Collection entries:
══════════════════════════════

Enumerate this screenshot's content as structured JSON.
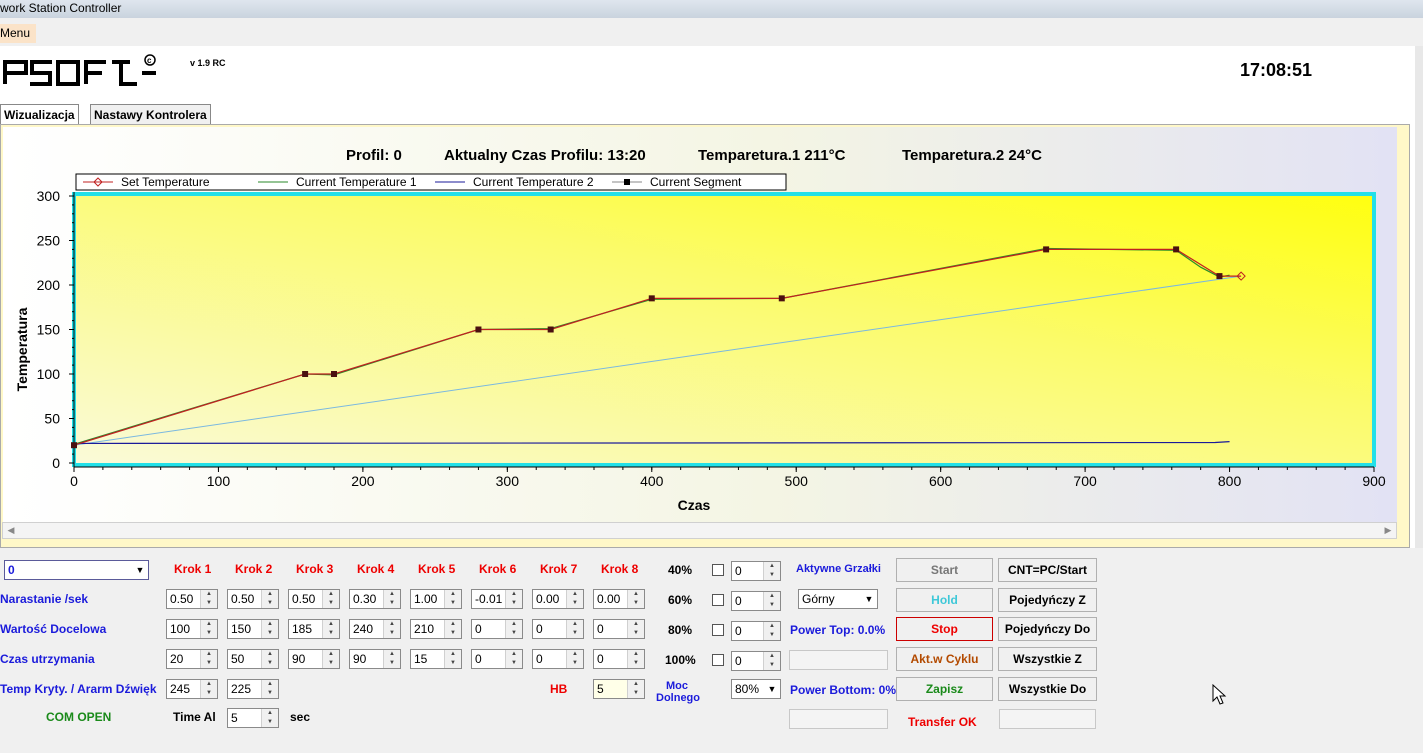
{
  "window": {
    "title": "work Station Controller"
  },
  "menu": {
    "label": "Menu"
  },
  "header": {
    "logo_text": "PSOFT",
    "version": "v 1.9 RC",
    "clock": "17:08:51"
  },
  "tabs": [
    {
      "label": "Wizualizacja"
    },
    {
      "label": "Nastawy Kontrolera"
    }
  ],
  "status": {
    "profil_label": "Profil:",
    "profil_value": "0",
    "czas_label": "Aktualny Czas Profilu:",
    "czas_value": "13:20",
    "temp1_label": "Temparetura.1",
    "temp1_value": "211°C",
    "temp2_label": "Temparetura.2",
    "temp2_value": "24°C"
  },
  "chart_data": {
    "type": "line",
    "xlabel": "Czas",
    "ylabel": "Temperatura",
    "xlim": [
      0,
      900
    ],
    "ylim": [
      0,
      300
    ],
    "x_ticks": [
      0,
      100,
      200,
      300,
      400,
      500,
      600,
      700,
      800,
      900
    ],
    "y_ticks": [
      0,
      50,
      100,
      150,
      200,
      250,
      300
    ],
    "legend_position": "top-left",
    "series": [
      {
        "name": "Set Temperature",
        "color": "#c02020",
        "marker": "diamond",
        "x": [
          0,
          160,
          180,
          280,
          330,
          400,
          490,
          673,
          763,
          793,
          808
        ],
        "y": [
          20,
          100,
          100,
          150,
          150,
          185,
          185,
          240,
          240,
          210,
          210
        ]
      },
      {
        "name": "Current Temperature 1",
        "color": "#2a8a2a",
        "marker": "none",
        "x": [
          0,
          160,
          180,
          280,
          330,
          400,
          490,
          673,
          763,
          780,
          793,
          800
        ],
        "y": [
          21,
          100,
          99,
          150,
          151,
          184,
          185,
          241,
          239,
          220,
          209,
          211
        ]
      },
      {
        "name": "Current Temperature 2",
        "color": "#1a1a9a",
        "marker": "none",
        "x": [
          0,
          790,
          800
        ],
        "y": [
          22,
          23,
          24
        ]
      },
      {
        "name": "Current Segment",
        "color": "#4a1010",
        "marker": "square",
        "x": [
          0,
          160,
          180,
          280,
          330,
          400,
          490,
          673,
          763,
          793
        ],
        "y": [
          20,
          100,
          100,
          150,
          150,
          185,
          185,
          240,
          240,
          210
        ]
      },
      {
        "name": "",
        "color": "#7ab8e0",
        "marker": "none",
        "x": [
          0,
          808
        ],
        "y": [
          20,
          210
        ]
      }
    ]
  },
  "controls": {
    "profile_select": "0",
    "steps": [
      "Krok 1",
      "Krok 2",
      "Krok 3",
      "Krok 4",
      "Krok 5",
      "Krok 6",
      "Krok 7",
      "Krok 8"
    ],
    "rows": [
      {
        "label": "Narastanie /sek",
        "values": [
          "0.50",
          "0.50",
          "0.50",
          "0.30",
          "1.00",
          "-0.01",
          "0.00",
          "0.00"
        ]
      },
      {
        "label": "Wartość Docelowa",
        "values": [
          "100",
          "150",
          "185",
          "240",
          "210",
          "0",
          "0",
          "0"
        ]
      },
      {
        "label": "Czas utrzymania",
        "values": [
          "20",
          "50",
          "90",
          "90",
          "15",
          "0",
          "0",
          "0"
        ]
      }
    ],
    "temp_kryt_label": "Temp Kryty. / Ararm Dźwięk",
    "temp_kryt_values": [
      "245",
      "225"
    ],
    "com_status": "COM OPEN",
    "time_al_label": "Time Al",
    "time_al_value": "5",
    "time_al_unit": "sec",
    "hb_label": "HB",
    "hb_value": "5",
    "moc_label_1": "Moc",
    "moc_label_2": "Dolnego",
    "moc_value": "80%",
    "percent_rows": [
      {
        "pct": "40%",
        "value": "0"
      },
      {
        "pct": "60%",
        "value": "0"
      },
      {
        "pct": "80%",
        "value": "0"
      },
      {
        "pct": "100%",
        "value": "0"
      }
    ],
    "aktywne_label": "Aktywne Grzałki",
    "grzalki_value": "Górny",
    "power_top": "Power Top:  0.0%",
    "power_bottom": "Power Bottom: 0%",
    "buttons": {
      "start": "Start",
      "hold": "Hold",
      "stop": "Stop",
      "akt_cyklu": "Akt.w Cyklu",
      "zapisz": "Zapisz",
      "cnt": "CNT=PC/Start",
      "poj_z": "Pojedyńczy Z",
      "poj_do": "Pojedyńczy Do",
      "wszystkie_z": "Wszystkie Z",
      "wszystkie_do": "Wszystkie Do"
    },
    "transfer_status": "Transfer OK"
  }
}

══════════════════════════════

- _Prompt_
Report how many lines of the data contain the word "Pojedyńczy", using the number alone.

- _Response_
2